A friend in Slovenia recently notified me that the artist BLU’s removing his murals from Bologna Italy for very anti-commercial reasons. Check out the article and further discussion, in Italian, on the Wu Ming website.
On March 18th an exhibition called Street Art: Banksy & Co. – L’Arte allo Stato Urbano will open in Bologna, Italy. It is promoted by Genus Bononiae, a cultural output of Fondazione Carisbo, ie the most important bank foundation in town.
Some of the exhibited works of art come directly off the streets of Bologna. They have been removed from walls with the stated purpose of «salvaging them from demolition and preserving them from the injuries of time», which means turning them into museum pieces.
The patron of this project is Fabio Roversi Monaco, a former member of the Zamboni – De Rolandis masonic lodge and former Rector of the Università di Bologna from 1985 to 2000, as well as former president of Bologna Fiere and Fondazione Carisbo. Currently Roversi Monaco is the president of Banca Imi, president of the Accademia di Belle Arti and president of Genus Bononiae.

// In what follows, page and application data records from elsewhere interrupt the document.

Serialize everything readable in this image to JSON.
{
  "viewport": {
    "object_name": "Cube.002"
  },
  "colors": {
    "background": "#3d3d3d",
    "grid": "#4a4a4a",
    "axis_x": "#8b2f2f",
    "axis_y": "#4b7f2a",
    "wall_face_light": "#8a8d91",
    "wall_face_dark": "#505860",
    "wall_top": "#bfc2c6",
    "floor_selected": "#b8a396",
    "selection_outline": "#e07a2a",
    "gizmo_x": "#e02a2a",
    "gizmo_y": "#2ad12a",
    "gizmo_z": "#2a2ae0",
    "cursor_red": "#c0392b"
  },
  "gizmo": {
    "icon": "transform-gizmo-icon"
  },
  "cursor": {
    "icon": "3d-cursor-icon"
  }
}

More than any other in Bologna’s recent history, Roversi Monaco’s name evokes power, money, politics… and the ensuing repressive policies. When the university celebrated its Ninth Centenary, he refused all dialogue with the students who protested the high costs of the grand gala. During the inaugural ceremony, the police kept protesters out of the hall. The event ended up with 21 demonstrators indicted. That was in 1987. Three years later, when students occupied the university to protest a law which opened up the gates for private investors, 127 students were charged and taken to court for several alleged offences.
Thus, it is not surprising to see Roversi Monaco backing those curators, conservators and promoters who, heralding their love for street art, found a good opportunity for their careers and now are using the work of other people with patronising arrogance.
It isn’t surprising, either, to see the former president of the most powerful bank foundation in town promoting the umpteenth privatisation of more and more pieces of town. This exhibition will embellish and legitimise the hoarding of art taken off the street, which is only going to please unscrupled collectors and merchants.
It isn’t surprising to see the good friend of both “centre-left” and “centre-right” politicians pretending to solve the contradictions of Bologna, a city which on the one hand criminalises graffiti, puts 16-year-old writers on trial, praises “urban decorum”, and on the other celebrates herself as the cradle of street art and wants to recuperate it for valorisation on the market.
It doesn’t matter whether the pieces removed from the walls of Bologna are two or fifty. It doesn’t matter whether those walls were part of condemned buildings or part of the landscape in the northern outskirts of town. It doesn’t even matter that seeing street art exhibited in a museum is paradoxical and grotesque. This “street art” exhibition is representative of a model of urban space that we must fight, a model based on private accumulation which commodifies life and creativity for the profits of the usual few people.
After having denounced and criminalised graffiti as vandalism, after having oppressed the youth culture that created them, after having evacuated the places which functioned as laboratories for those artists, now Bologna’s powers-that-be pose as the saviours of street art.
All this deserved a response.
The response came last night. Indeed, it keeps coming right now. One of the artists who unwillingly features in the exhibition is responding in the streets to what is being prepared in the posh rooms of Palazzo Pepoli.
Blu is erasing all the murals he painted in Bologna in the past 20 years.
We are faced with arrogant landlords who act as colonial governors and think they’re free to take murals off our walls. The only thing that’s left to do is make these paintings disappear, to snatch them from those claws, to make hoarding impossible.
Blu is being helped by the activists of two occupied social centres – XM24 and Crash. It isn’t by chance that both places are in the Navile district, an area where “citizen participation” is dead under the collapsing weight of failed housing projects and travellers’ camps are the subject of fake emergencies.
The people who take this action don’t accept that yet another shared asset is appropriated, they don’t want yet another enclosure and a ticket to buy.
The people who take this action aren’t willing to give up their work for the benefit of the same old bosses in exchange for a stool in the cosy club.
The people who take this action can tell the difference between who has money, power and the highest offices, and who deploys creativity and intelligence.
The people who take this action can still tell what’s right from what’s easy.
Wu Ming, Bologna, 11-12 March 2016
(39th anniversary of the killing of Francesco Lorusso)